Planted versus harvested populations
The other interesting result was the difference between planted and harvested populations. Typically, we figure that about 10 percent of the seed we plant won’t survive due to nongermination, insects, diseases, etc. Back when we used planter box treatments for seed corn, we estimated seed losses at Miner Institute by counting the number of 80,000-kernel units of seed corn we planted, then measuring plant population when the plants were about a foot high.
For two years in a row we wound up with a 9 percent loss, which we thought was very acceptable. However, that was using planter box treatments that farmers mixed with their seed corn. These materials contained a combination of insecticide and fungicide, intended to protect the seed and seedling for the first few weeks after planting. While planter box treatments were fine for the plate-type planters that started to disappear from farms a generation ago, they weren’t designed for today’s plateless and air planters.
A land-grant university agricultural engineering department once did an evaluation of planter box treatments in modern planters and discovered that most of the treatment wasn’t on the seed by the time it was tucked into the furrow. Today’s seed company-applied treatments (Poncho, Cruiser Extreme and several others) adhere much better to the seed and therefore should be a big improvement, albeit one that most of us take for granted.
With this in mind, it was interesting to look at the survival rate for the NCGA yield contest: The average seed survival rate for all entrants was 96 percent, while for the winners it was an unbelievable 100 percent. The actual figures were 39,166 seeds planted per acre and 39,222 plants harvested, suggesting that somewhere during the season the field created some plants, which of course didn’t happen. This was the result of some counting or statistical “wiggle.”
The important point here is that by putting everything together – hybrids, seed treatments, corn planters, soil preparation and crop management – the best farmers have less than a 10 percent loss from planting to harvest, maybe much less.
Long ago, the plant manager of a large seed company told me that the germination percentage stated on the company’s seed tags was usually incorrect; the actual germination percentage was almost always higher. In fact, he said that the seed tags we were looking at were printed before the seed corn was germination-tested because they knew it would be higher than the 95 percent stated on the tag.
Another reason for better stands is modern seed treatments. For proof of this, examine the results of the corn hybrid trials done each year since 2008 by the University of Wisconsin, which include an organic trial with no seed treatment at all. Planted at a rate of 34,100 per acre, seed survival in the several trials where the seed was treated with an insecticide-fungicide averaged 91 percent, while the untreated seed in the organic trials averaged 82 percent survival.

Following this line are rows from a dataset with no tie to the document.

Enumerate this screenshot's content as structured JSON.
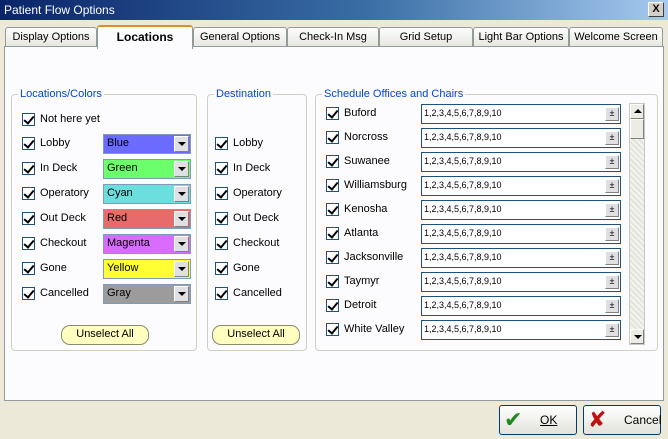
{
  "window": {
    "title": "Patient Flow Options",
    "close_glyph": "X"
  },
  "tabs": [
    {
      "label": "Display Options"
    },
    {
      "label": "Locations"
    },
    {
      "label": "General Options"
    },
    {
      "label": "Check-In Msg"
    },
    {
      "label": "Grid Setup"
    },
    {
      "label": "Light Bar Options"
    },
    {
      "label": "Welcome Screen"
    }
  ],
  "locations": {
    "legend": "Locations/Colors",
    "not_here_yet": "Not here yet",
    "items": [
      {
        "label": "Lobby",
        "color_name": "Blue",
        "color": "#6b6bff"
      },
      {
        "label": "In Deck",
        "color_name": "Green",
        "color": "#6bff6b"
      },
      {
        "label": "Operatory",
        "color_name": "Cyan",
        "color": "#6bdede"
      },
      {
        "label": "Out Deck",
        "color_name": "Red",
        "color": "#e86b6b"
      },
      {
        "label": "Checkout",
        "color_name": "Magenta",
        "color": "#d96bff"
      },
      {
        "label": "Gone",
        "color_name": "Yellow",
        "color": "#ffff33"
      },
      {
        "label": "Cancelled",
        "color_name": "Gray",
        "color": "#9c9c9c"
      }
    ],
    "unselect_label": "Unselect All"
  },
  "destination": {
    "legend": "Destination",
    "items": [
      "Lobby",
      "In Deck",
      "Operatory",
      "Out Deck",
      "Checkout",
      "Gone",
      "Cancelled"
    ],
    "unselect_label": "Unselect All"
  },
  "schedule": {
    "legend": "Schedule Offices and Chairs",
    "offices": [
      {
        "name": "Buford",
        "chairs": "1,2,3,4,5,6,7,8,9,10"
      },
      {
        "name": "Norcross",
        "chairs": "1,2,3,4,5,6,7,8,9,10"
      },
      {
        "name": "Suwanee",
        "chairs": "1,2,3,4,5,6,7,8,9,10"
      },
      {
        "name": "Williamsburg",
        "chairs": "1,2,3,4,5,6,7,8,9,10"
      },
      {
        "name": "Kenosha",
        "chairs": "1,2,3,4,5,6,7,8,9,10"
      },
      {
        "name": "Atlanta",
        "chairs": "1,2,3,4,5,6,7,8,9,10"
      },
      {
        "name": "Jacksonville",
        "chairs": "1,2,3,4,5,6,7,8,9,10"
      },
      {
        "name": "Taymyr",
        "chairs": "1,2,3,4,5,6,7,8,9,10"
      },
      {
        "name": "Detroit",
        "chairs": "1,2,3,4,5,6,7,8,9,10"
      },
      {
        "name": "White Valley",
        "chairs": "1,2,3,4,5,6,7,8,9,10"
      }
    ],
    "spin_glyph": "±"
  },
  "footer": {
    "ok_label": "OK",
    "ok_icon": "check-icon",
    "ok_color": "#1e8a1e",
    "cancel_label": "Cancel",
    "cancel_icon": "x-icon",
    "cancel_color": "#c01010"
  }
}
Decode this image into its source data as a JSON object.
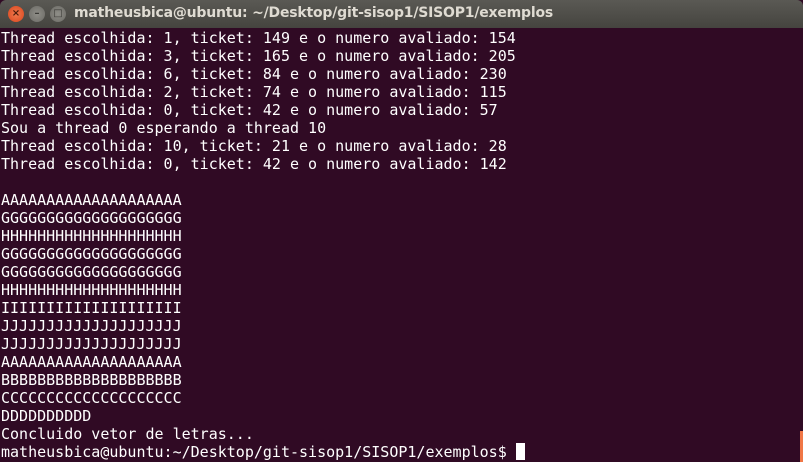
{
  "window": {
    "title": "matheusbica@ubuntu: ~/Desktop/git-sisop1/SISOP1/exemplos"
  },
  "terminal": {
    "lines": [
      "Thread escolhida: 1, ticket: 149 e o numero avaliado: 154",
      "Thread escolhida: 3, ticket: 165 e o numero avaliado: 205",
      "Thread escolhida: 6, ticket: 84 e o numero avaliado: 230",
      "Thread escolhida: 2, ticket: 74 e o numero avaliado: 115",
      "Thread escolhida: 0, ticket: 42 e o numero avaliado: 57",
      "Sou a thread 0 esperando a thread 10",
      "Thread escolhida: 10, ticket: 21 e o numero avaliado: 28",
      "Thread escolhida: 0, ticket: 42 e o numero avaliado: 142",
      "",
      "AAAAAAAAAAAAAAAAAAAA",
      "GGGGGGGGGGGGGGGGGGGG",
      "HHHHHHHHHHHHHHHHHHHH",
      "GGGGGGGGGGGGGGGGGGGG",
      "GGGGGGGGGGGGGGGGGGGG",
      "HHHHHHHHHHHHHHHHHHHH",
      "IIIIIIIIIIIIIIIIIIII",
      "JJJJJJJJJJJJJJJJJJJJ",
      "JJJJJJJJJJJJJJJJJJJJ",
      "AAAAAAAAAAAAAAAAAAAA",
      "BBBBBBBBBBBBBBBBBBBB",
      "CCCCCCCCCCCCCCCCCCCC",
      "DDDDDDDDDD",
      "Concluido vetor de letras..."
    ],
    "prompt": "matheusbica@ubuntu:~/Desktop/git-sisop1/SISOP1/exemplos$ "
  }
}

I almost didn’t write this article. Why? Because many farmers leave some yield potential “in the bag” by not planting enough seeds per acre. In these cases their assumption of a 10 percent loss, while actual losses are often less, would probably be a plus. Also, we assume that the farmers entering a national yield contest are a cut above average and have other parts of their corn production program up to snuff. (Of course so do you – we’re referring to your neighbor!)
Seed companies often didn’t recommend a high enough population in their annual seed catalogs, at least not for corn harvested for silage in the northeastern U.S. While this isn’t as common now, I still see some population recommendations in seed catalogs that are lower than what research is showing to be ideal for most situations.
Check final stands this fall
You’ll soon be harvesting your corn, at least corn intended for silage, with grain corn harvest coming some weeks later. It’s a challenge to count plants after grain harvest, but it’s easy following silage harvest.
Assuming a 30-inch row spacing (charts are readily available for other row widths), measure off 17 feet 5 inches of row and count the number of plants in this distance. To make this quick and simple, use a measured piece of baler twine tied to two garden stakes or 20-penny nails. Add three zeros to the count for plant population per acre. Do this in enough places in the field so you’re comfortable that the average approximates the actual population. I recommend at least 10 counts, and more in larger fields. Hopefully there won’t be a lot of variability between counts; if there is, then something went wrong between planting and harvest.
For instance, if you have an average population of 32,000, most individual counts should be between 30 and 34, with only the occasional outlier. If average population is under 30,000, unless the corn is growing in sandy, droughty soils, you could probably increase yields next year by bumping up the population by several thousand plants per acre. Work with your crop consultant or other farm advisor on this.